Right now S is here for a visit, and us three adults are watching The Naked Gun while I process photos and take care of some emails. Lately the back pain has been spreading to and affecting my left shoulder the most, so I haven’t been doing as much writing as I normally do, simply because the pain is miserable to try to work through. The prescribed pain medication and muscle relaxants and the Lidocaine patches especially help, but more than anything seeing the neuro-surgeon on March 23rd to determine actual treatment is what will hopefully fix all of this!
- My lower back, left shoulder, and right hip hurt; also, my feet and hands have been tingling since this morning
- From the first ER visit on December 29th to a diagnosis on February 27th to an upcoming appointment with a neuro-surgeon on March 23rd, it’s amazing and sucktacular how freaking LONG it can take to diagnose an ongoing painful condition

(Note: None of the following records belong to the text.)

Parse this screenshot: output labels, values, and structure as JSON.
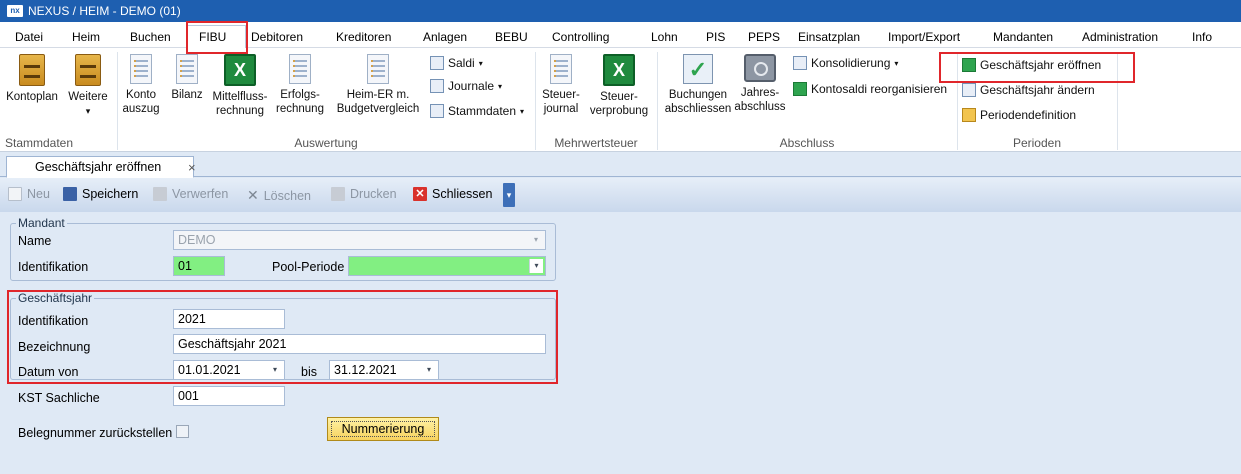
{
  "window": {
    "logo": "nx",
    "title": "NEXUS / HEIM - DEMO (01)"
  },
  "menu": [
    "Datei",
    "Heim",
    "Buchen",
    "FIBU",
    "Debitoren",
    "Kreditoren",
    "Anlagen",
    "BEBU",
    "Controlling",
    "Lohn",
    "PIS",
    "PEPS",
    "Einsatzplan",
    "Import/Export",
    "Mandanten",
    "Administration",
    "Info"
  ],
  "menu_active": "FIBU",
  "ribbon": {
    "stammdaten": {
      "label": "Stammdaten",
      "kontoplan": "Kontoplan",
      "weitere": "Weitere"
    },
    "auswertung": {
      "label": "Auswertung",
      "kontoauszug_1": "Konto",
      "kontoauszug_2": "auszug",
      "bilanz": "Bilanz",
      "mittelfluss_1": "Mittelfluss-",
      "mittelfluss_2": "rechnung",
      "erfolgs_1": "Erfolgs-",
      "erfolgs_2": "rechnung",
      "heim_1": "Heim-ER m.",
      "heim_2": "Budgetvergleich",
      "saldi": "Saldi",
      "journale": "Journale",
      "stammdaten": "Stammdaten"
    },
    "mwst": {
      "label": "Mehrwertsteuer",
      "steuerjournal_1": "Steuer-",
      "steuerjournal_2": "journal",
      "steuerverprobung_1": "Steuer-",
      "steuerverprobung_2": "verprobung"
    },
    "abschluss": {
      "label": "Abschluss",
      "buchungen_1": "Buchungen",
      "buchungen_2": "abschliessen",
      "jahres_1": "Jahres-",
      "jahres_2": "abschluss",
      "konsolidierung": "Konsolidierung",
      "kontosaldi": "Kontosaldi reorganisieren"
    },
    "perioden": {
      "label": "Perioden",
      "eroeffnen": "Geschäftsjahr eröffnen",
      "aendern": "Geschäftsjahr ändern",
      "definition": "Periodendefinition"
    }
  },
  "tab": {
    "label": "Geschäftsjahr eröffnen",
    "close": "×"
  },
  "toolbar": {
    "neu": "Neu",
    "speichern": "Speichern",
    "verwerfen": "Verwerfen",
    "loeschen": "Löschen",
    "drucken": "Drucken",
    "schliessen": "Schliessen"
  },
  "mandant": {
    "title": "Mandant",
    "name_label": "Name",
    "name_value": "DEMO",
    "id_label": "Identifikation",
    "id_value": "01",
    "pool_label": "Pool-Periode",
    "pool_value": ""
  },
  "geschaeftsjahr": {
    "title": "Geschäftsjahr",
    "id_label": "Identifikation",
    "id_value": "2021",
    "bez_label": "Bezeichnung",
    "bez_value": "Geschäftsjahr 2021",
    "datum_label": "Datum von",
    "datum_von": "01.01.2021",
    "bis_label": "bis",
    "datum_bis": "31.12.2021"
  },
  "kst": {
    "label": "KST Sachliche",
    "value": "001"
  },
  "beleg": {
    "label": "Belegnummer zurückstellen",
    "checked": false
  },
  "nummerierung": "Nummerierung",
  "colors": {
    "title_bar": "#1e5fb0",
    "highlight": "#e0262b",
    "green_field": "#82ef82",
    "button_yellow": "#f7d25e"
  }
}
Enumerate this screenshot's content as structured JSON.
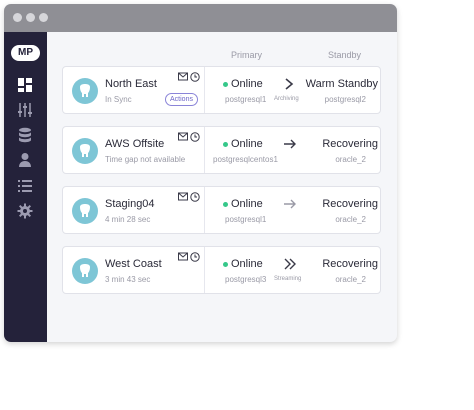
{
  "app": {
    "logo": "MP"
  },
  "columns": {
    "primary": "Primary",
    "standby": "Standby"
  },
  "sidebar": {
    "items": [
      {
        "icon": "dashboard-icon"
      },
      {
        "icon": "sliders-icon"
      },
      {
        "icon": "database-icon"
      },
      {
        "icon": "user-icon"
      },
      {
        "icon": "list-icon"
      },
      {
        "icon": "gear-icon"
      }
    ]
  },
  "rows": [
    {
      "name": "North East",
      "sub": "In Sync",
      "action": "Actions",
      "status": "Online",
      "primary_db": "postgresql1",
      "arrow": "chevron-right-icon",
      "mode": "Archiving",
      "standby_status": "Warm Standby",
      "standby_db": "postgresql2"
    },
    {
      "name": "AWS Offsite",
      "sub": "Time gap not available",
      "status": "Online",
      "primary_db": "postgresqlcentos1",
      "arrow": "arrow-right-icon",
      "standby_status": "Recovering",
      "standby_db": "oracle_2"
    },
    {
      "name": "Staging04",
      "sub": "4 min 28 sec",
      "status": "Online",
      "primary_db": "postgresql1",
      "arrow": "arrow-right-icon",
      "standby_status": "Recovering",
      "standby_db": "oracle_2"
    },
    {
      "name": "West Coast",
      "sub": "3 min 43 sec",
      "status": "Online",
      "primary_db": "postgresql3",
      "arrow": "double-chevron-right-icon",
      "mode": "Streaming",
      "standby_status": "Recovering",
      "standby_db": "oracle_2"
    }
  ],
  "colors": {
    "sidebar": "#24223a",
    "online": "#36c88a",
    "accent": "#6d66c8",
    "avatar": "#7ec6d6"
  }
}
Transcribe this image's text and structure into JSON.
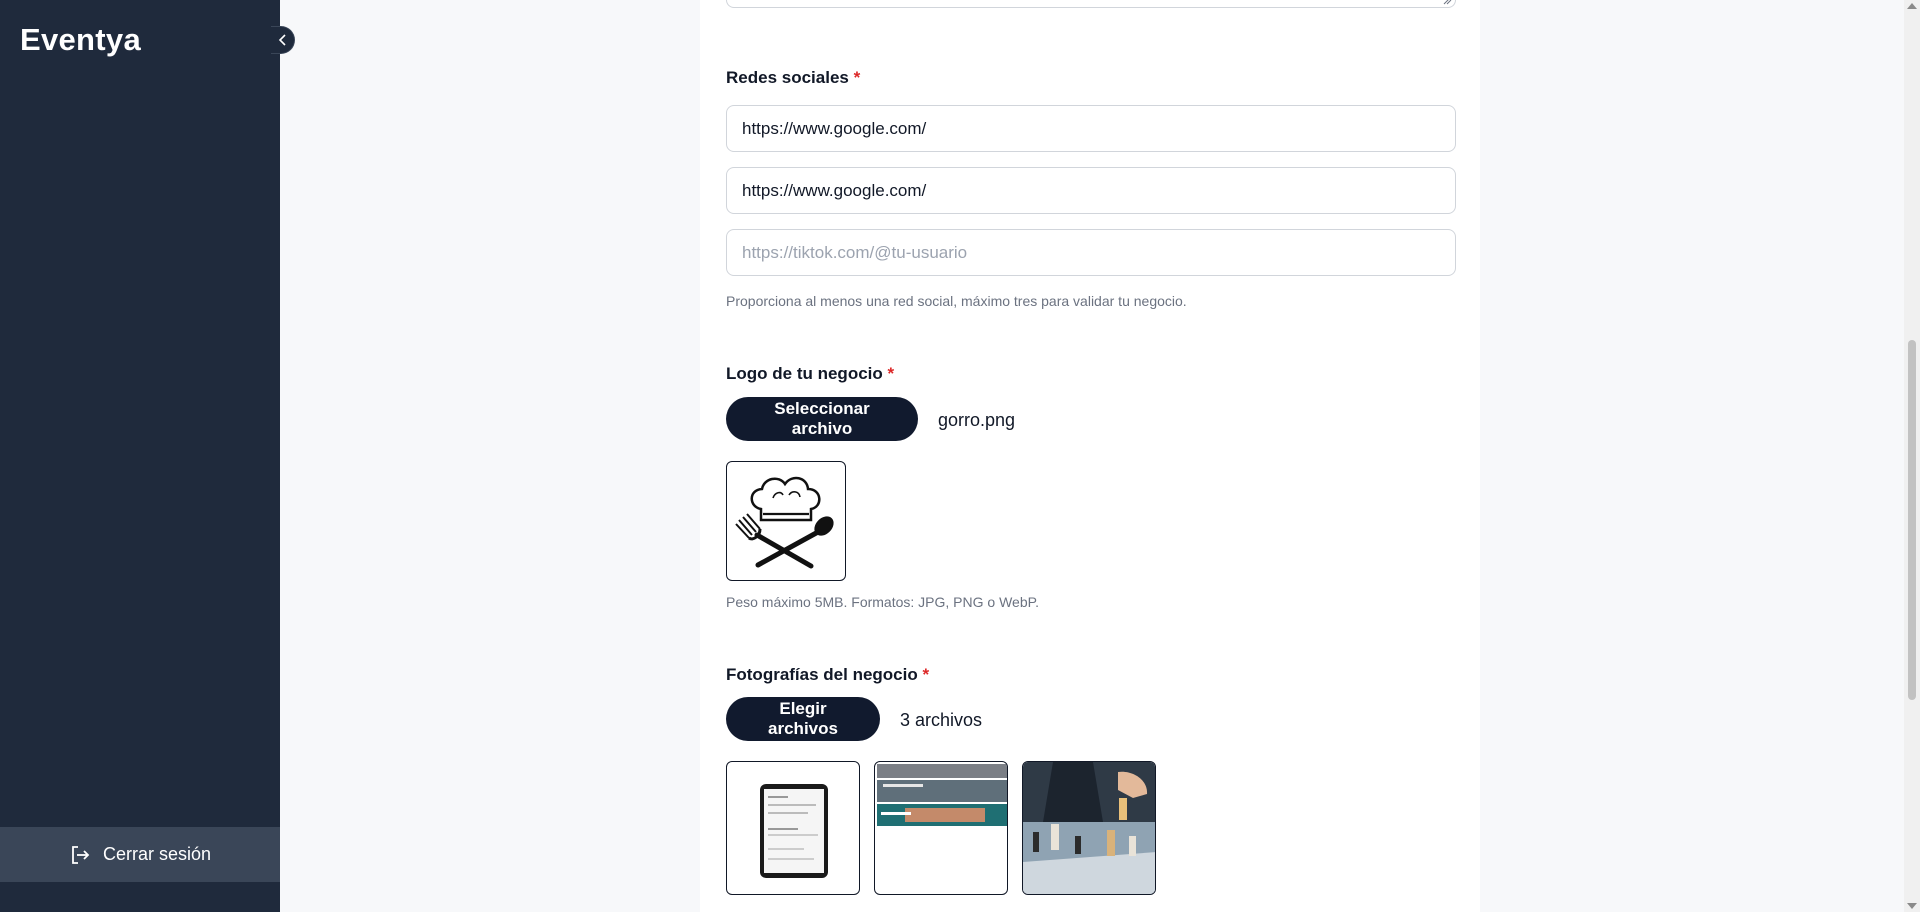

- Dan is currently playing with tools and wiring in an attempt to get a non-working but totally-kick-ass-if-it-did-work fryer working again – fingers are crossed!
- Aslan is the most stereotypical rescue we’ve ever had (read: nervous, scared, not very used to humans), but he is receptive to touch and is especially comforted and reassured by being held close, so while he’s going to take a lot of “work” we’re in it for the long haul
- Debating going back on SSRIs, because I don’t think I can do it on my own :(